WORK REQUIRED: All of the data should be restated word for word.

(Data extracted from a collection)
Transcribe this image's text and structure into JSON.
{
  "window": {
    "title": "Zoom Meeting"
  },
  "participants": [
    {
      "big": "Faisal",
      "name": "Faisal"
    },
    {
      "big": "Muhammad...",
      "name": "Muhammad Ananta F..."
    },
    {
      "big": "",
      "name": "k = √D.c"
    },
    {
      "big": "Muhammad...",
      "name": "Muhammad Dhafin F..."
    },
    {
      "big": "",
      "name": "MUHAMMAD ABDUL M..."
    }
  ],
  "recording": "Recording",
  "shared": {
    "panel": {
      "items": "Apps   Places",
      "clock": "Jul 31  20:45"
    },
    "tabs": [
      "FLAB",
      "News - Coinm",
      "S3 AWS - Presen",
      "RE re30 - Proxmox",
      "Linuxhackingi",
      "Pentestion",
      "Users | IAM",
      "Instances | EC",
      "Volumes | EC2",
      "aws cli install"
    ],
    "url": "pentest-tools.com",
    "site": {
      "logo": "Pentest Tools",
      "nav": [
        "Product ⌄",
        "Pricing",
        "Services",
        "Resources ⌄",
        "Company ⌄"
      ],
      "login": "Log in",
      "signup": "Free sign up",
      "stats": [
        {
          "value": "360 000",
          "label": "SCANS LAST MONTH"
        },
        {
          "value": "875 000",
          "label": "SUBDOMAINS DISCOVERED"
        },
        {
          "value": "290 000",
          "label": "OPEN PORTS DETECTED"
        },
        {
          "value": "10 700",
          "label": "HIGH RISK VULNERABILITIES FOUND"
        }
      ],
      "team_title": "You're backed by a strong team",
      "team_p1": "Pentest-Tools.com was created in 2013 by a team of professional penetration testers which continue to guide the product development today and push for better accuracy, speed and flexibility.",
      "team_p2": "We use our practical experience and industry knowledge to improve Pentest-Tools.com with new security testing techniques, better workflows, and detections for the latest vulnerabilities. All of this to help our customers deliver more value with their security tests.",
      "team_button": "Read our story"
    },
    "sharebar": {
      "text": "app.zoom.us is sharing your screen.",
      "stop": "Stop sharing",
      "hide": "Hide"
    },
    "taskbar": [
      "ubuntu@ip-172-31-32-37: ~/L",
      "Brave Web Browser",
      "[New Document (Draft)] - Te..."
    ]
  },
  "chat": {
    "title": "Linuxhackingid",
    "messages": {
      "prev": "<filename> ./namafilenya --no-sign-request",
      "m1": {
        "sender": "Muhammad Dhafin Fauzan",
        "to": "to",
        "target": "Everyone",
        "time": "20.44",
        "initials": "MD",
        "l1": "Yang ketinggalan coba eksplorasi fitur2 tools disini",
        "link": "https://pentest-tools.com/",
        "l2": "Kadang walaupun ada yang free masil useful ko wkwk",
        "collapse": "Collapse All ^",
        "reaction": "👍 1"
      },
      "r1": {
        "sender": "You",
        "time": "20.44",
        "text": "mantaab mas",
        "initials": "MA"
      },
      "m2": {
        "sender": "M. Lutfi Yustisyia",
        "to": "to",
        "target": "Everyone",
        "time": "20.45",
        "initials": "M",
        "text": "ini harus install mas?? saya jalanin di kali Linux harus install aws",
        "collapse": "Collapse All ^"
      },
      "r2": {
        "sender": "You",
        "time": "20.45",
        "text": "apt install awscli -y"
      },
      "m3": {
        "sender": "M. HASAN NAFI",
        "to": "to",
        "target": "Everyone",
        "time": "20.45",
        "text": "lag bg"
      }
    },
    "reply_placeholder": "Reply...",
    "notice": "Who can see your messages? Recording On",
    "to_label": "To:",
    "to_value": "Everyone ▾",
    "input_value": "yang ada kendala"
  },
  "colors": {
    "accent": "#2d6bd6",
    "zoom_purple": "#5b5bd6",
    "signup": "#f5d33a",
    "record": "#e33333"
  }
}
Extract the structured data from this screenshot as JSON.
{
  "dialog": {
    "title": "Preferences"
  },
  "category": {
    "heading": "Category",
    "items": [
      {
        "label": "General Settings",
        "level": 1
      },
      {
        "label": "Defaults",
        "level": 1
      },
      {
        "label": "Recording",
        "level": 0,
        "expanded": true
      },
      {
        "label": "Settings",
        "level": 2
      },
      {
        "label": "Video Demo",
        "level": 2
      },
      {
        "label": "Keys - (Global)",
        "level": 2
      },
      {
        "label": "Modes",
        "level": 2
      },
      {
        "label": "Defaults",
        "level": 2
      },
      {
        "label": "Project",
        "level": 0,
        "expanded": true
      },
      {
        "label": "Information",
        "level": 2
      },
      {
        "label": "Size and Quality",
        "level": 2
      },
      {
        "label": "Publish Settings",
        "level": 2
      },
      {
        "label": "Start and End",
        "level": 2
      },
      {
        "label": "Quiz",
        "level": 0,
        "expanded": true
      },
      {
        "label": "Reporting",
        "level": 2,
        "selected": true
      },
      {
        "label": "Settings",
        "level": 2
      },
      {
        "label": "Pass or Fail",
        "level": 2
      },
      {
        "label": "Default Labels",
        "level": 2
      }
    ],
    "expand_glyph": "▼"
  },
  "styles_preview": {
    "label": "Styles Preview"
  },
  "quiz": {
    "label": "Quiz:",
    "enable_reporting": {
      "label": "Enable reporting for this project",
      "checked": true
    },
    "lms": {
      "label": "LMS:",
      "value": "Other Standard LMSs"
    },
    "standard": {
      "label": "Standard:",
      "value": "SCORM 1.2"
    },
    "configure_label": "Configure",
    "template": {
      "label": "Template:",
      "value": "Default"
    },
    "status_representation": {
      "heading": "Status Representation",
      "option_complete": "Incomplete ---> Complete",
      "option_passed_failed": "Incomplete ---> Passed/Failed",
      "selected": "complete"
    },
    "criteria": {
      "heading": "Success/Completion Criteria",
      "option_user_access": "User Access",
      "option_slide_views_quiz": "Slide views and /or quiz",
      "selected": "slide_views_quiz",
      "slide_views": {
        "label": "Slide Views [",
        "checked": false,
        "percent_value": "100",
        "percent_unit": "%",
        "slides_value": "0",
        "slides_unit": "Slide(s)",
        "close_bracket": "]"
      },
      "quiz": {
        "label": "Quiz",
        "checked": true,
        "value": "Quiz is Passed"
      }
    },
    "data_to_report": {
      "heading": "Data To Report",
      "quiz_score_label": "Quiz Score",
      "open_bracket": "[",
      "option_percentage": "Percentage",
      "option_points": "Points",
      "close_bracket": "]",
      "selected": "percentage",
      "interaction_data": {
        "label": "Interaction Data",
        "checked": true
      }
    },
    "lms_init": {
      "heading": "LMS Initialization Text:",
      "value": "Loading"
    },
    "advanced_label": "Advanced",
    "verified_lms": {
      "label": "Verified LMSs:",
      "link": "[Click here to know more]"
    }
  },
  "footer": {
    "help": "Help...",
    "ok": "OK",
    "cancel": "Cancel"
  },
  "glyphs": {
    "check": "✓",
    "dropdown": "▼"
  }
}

TASK RESPONSE:
Transcribe this image's text and structure into JSON.
{
  "window": {
    "title": "Zoom Meeting"
  },
  "participants": [
    {
      "big": "Faisal",
      "name": "Faisal"
    },
    {
      "big": "Muhammad...",
      "name": "Muhammad Ananta F..."
    },
    {
      "big": "",
      "name": "k = √D.c"
    },
    {
      "big": "Muhammad...",
      "name": "Muhammad Dhafin F..."
    },
    {
      "big": "",
      "name": "MUHAMMAD ABDUL M..."
    }
  ],
  "recording": "Recording",
  "shared": {
    "panel": {
      "items": "Apps   Places",
      "clock": "Jul 31  20:45"
    },
    "tabs": [
      "FLAB",
      "News - Coinm",
      "S3 AWS - Presen",
      "RE re30 - Proxmox",
      "Linuxhackingi",
      "Pentestion",
      "Users | IAM",
      "Instances | EC",
      "Volumes | EC2",
      "aws cli install"
    ],
    "url": "pentest-tools.com",
    "site": {
      "logo": "Pentest Tools",
      "nav": [
        "Product ⌄",
        "Pricing",
        "Services",
        "Resources ⌄",
        "Company ⌄"
      ],
      "login": "Log in",
      "signup": "Free sign up",
      "stats": [
        {
          "value": "360 000",
          "label": "SCANS LAST MONTH"
        },
        {
          "value": "875 000",
          "label": "SUBDOMAINS DISCOVERED"
        },
        {
          "value": "290 000",
          "label": "OPEN PORTS DETECTED"
        },
        {
          "value": "10 700",
          "label": "HIGH RISK VULNERABILITIES FOUND"
        }
      ],
      "team_title": "You're backed by a strong team",
      "team_p1": "Pentest-Tools.com was created in 2013 by a team of professional penetration testers which continue to guide the product development today and push for better accuracy, speed and flexibility.",
      "team_p2": "We use our practical experience and industry knowledge to improve Pentest-Tools.com with new security testing techniques, better workflows, and detections for the latest vulnerabilities. All of this to help our customers deliver more value with their security tests.",
      "team_button": "Read our story"
    },
    "sharebar": {
      "text": "app.zoom.us is sharing your screen.",
      "stop": "Stop sharing",
      "hide": "Hide"
    },
    "taskbar": [
      "ubuntu@ip-172-31-32-37: ~/L",
      "Brave Web Browser",
      "[New Document (Draft)] - Te..."
    ]
  },
  "chat": {
    "title": "Linuxhackingid",
    "messages": {
      "prev": "<filename> ./namafilenya --no-sign-request",
      "m1": {
        "sender": "Muhammad Dhafin Fauzan",
        "to": "to",
        "target": "Everyone",
        "time": "20.44",
        "initials": "MD",
        "l1": "Yang ketinggalan coba eksplorasi fitur2 tools disini",
        "link": "https://pentest-tools.com/",
        "l2": "Kadang walaupun ada yang free masil useful ko wkwk",
        "collapse": "Collapse All ^",
        "reaction": "👍 1"
      },
      "r1": {
        "sender": "You",
        "time": "20.44",
        "text": "mantaab mas",
        "initials": "MA"
      },
      "m2": {
        "sender": "M. Lutfi Yustisyia",
        "to": "to",
        "target": "Everyone",
        "time": "20.45",
        "initials": "M",
        "text": "ini harus install mas?? saya jalanin di kali Linux harus install aws",
        "collapse": "Collapse All ^"
      },
      "r2": {
        "sender": "You",
        "time": "20.45",
        "text": "apt install awscli -y"
      },
      "m3": {
        "sender": "M. HASAN NAFI",
        "to": "to",
        "target": "Everyone",
        "time": "20.45",
        "text": "lag bg"
      }
    },
    "reply_placeholder": "Reply...",
    "notice": "Who can see your messages? Recording On",
    "to_label": "To:",
    "to_value": "Everyone ▾",
    "input_value": "yang ada kendala"
  },
  "colors": {
    "accent": "#2d6bd6",
    "zoom_purple": "#5b5bd6",
    "signup": "#f5d33a",
    "record": "#e33333"
  }
}
Extract the structured data from this screenshot as JSON.
{
  "dialog": {
    "title": "Preferences"
  },
  "category": {
    "heading": "Category",
    "items": [
      {
        "label": "General Settings",
        "level": 1
      },
      {
        "label": "Defaults",
        "level": 1
      },
      {
        "label": "Recording",
        "level": 0,
        "expanded": true
      },
      {
        "label": "Settings",
        "level": 2
      },
      {
        "label": "Video Demo",
        "level": 2
      },
      {
        "label": "Keys - (Global)",
        "level": 2
      },
      {
        "label": "Modes",
        "level": 2
      },
      {
        "label": "Defaults",
        "level": 2
      },
      {
        "label": "Project",
        "level": 0,
        "expanded": true
      },
      {
        "label": "Information",
        "level": 2
      },
      {
        "label": "Size and Quality",
        "level": 2
      },
      {
        "label": "Publish Settings",
        "level": 2
      },
      {
        "label": "Start and End",
        "level": 2
      },
      {
        "label": "Quiz",
        "level": 0,
        "expanded": true
      },
      {
        "label": "Reporting",
        "level": 2,
        "selected": true
      },
      {
        "label": "Settings",
        "level": 2
      },
      {
        "label": "Pass or Fail",
        "level": 2
      },
      {
        "label": "Default Labels",
        "level": 2
      }
    ],
    "expand_glyph": "▼"
  },
  "styles_preview": {
    "label": "Styles Preview"
  },
  "quiz": {
    "label": "Quiz:",
    "enable_reporting": {
      "label": "Enable reporting for this project",
      "checked": true
    },
    "lms": {
      "label": "LMS:",
      "value": "Other Standard LMSs"
    },
    "standard": {
      "label": "Standard:",
      "value": "SCORM 1.2"
    },
    "configure_label": "Configure",
    "template": {
      "label": "Template:",
      "value": "Default"
    },
    "status_representation": {
      "heading": "Status Representation",
      "option_complete": "Incomplete ---> Complete",
      "option_passed_failed": "Incomplete ---> Passed/Failed",
      "selected": "complete"
    },
    "criteria": {
      "heading": "Success/Completion Criteria",
      "option_user_access": "User Access",
      "option_slide_views_quiz": "Slide views and /or quiz",
      "selected": "slide_views_quiz",
      "slide_views": {
        "label": "Slide Views [",
        "checked": false,
        "percent_value": "100",
        "percent_unit": "%",
        "slides_value": "0",
        "slides_unit": "Slide(s)",
        "close_bracket": "]"
      },
      "quiz": {
        "label": "Quiz",
        "checked": true,
        "value": "Quiz is Passed"
      }
    },
    "data_to_report": {
      "heading": "Data To Report",
      "quiz_score_label": "Quiz Score",
      "open_bracket": "[",
      "option_percentage": "Percentage",
      "option_points": "Points",
      "close_bracket": "]",
      "selected": "percentage",
      "interaction_data": {
        "label": "Interaction Data",
        "checked": true
      }
    },
    "lms_init": {
      "heading": "LMS Initialization Text:",
      "value": "Loading"
    },
    "advanced_label": "Advanced",
    "verified_lms": {
      "label": "Verified LMSs:",
      "link": "[Click here to know more]"
    }
  },
  "footer": {
    "help": "Help...",
    "ok": "OK",
    "cancel": "Cancel"
  },
  "glyphs": {
    "check": "✓",
    "dropdown": "▼"
  }
}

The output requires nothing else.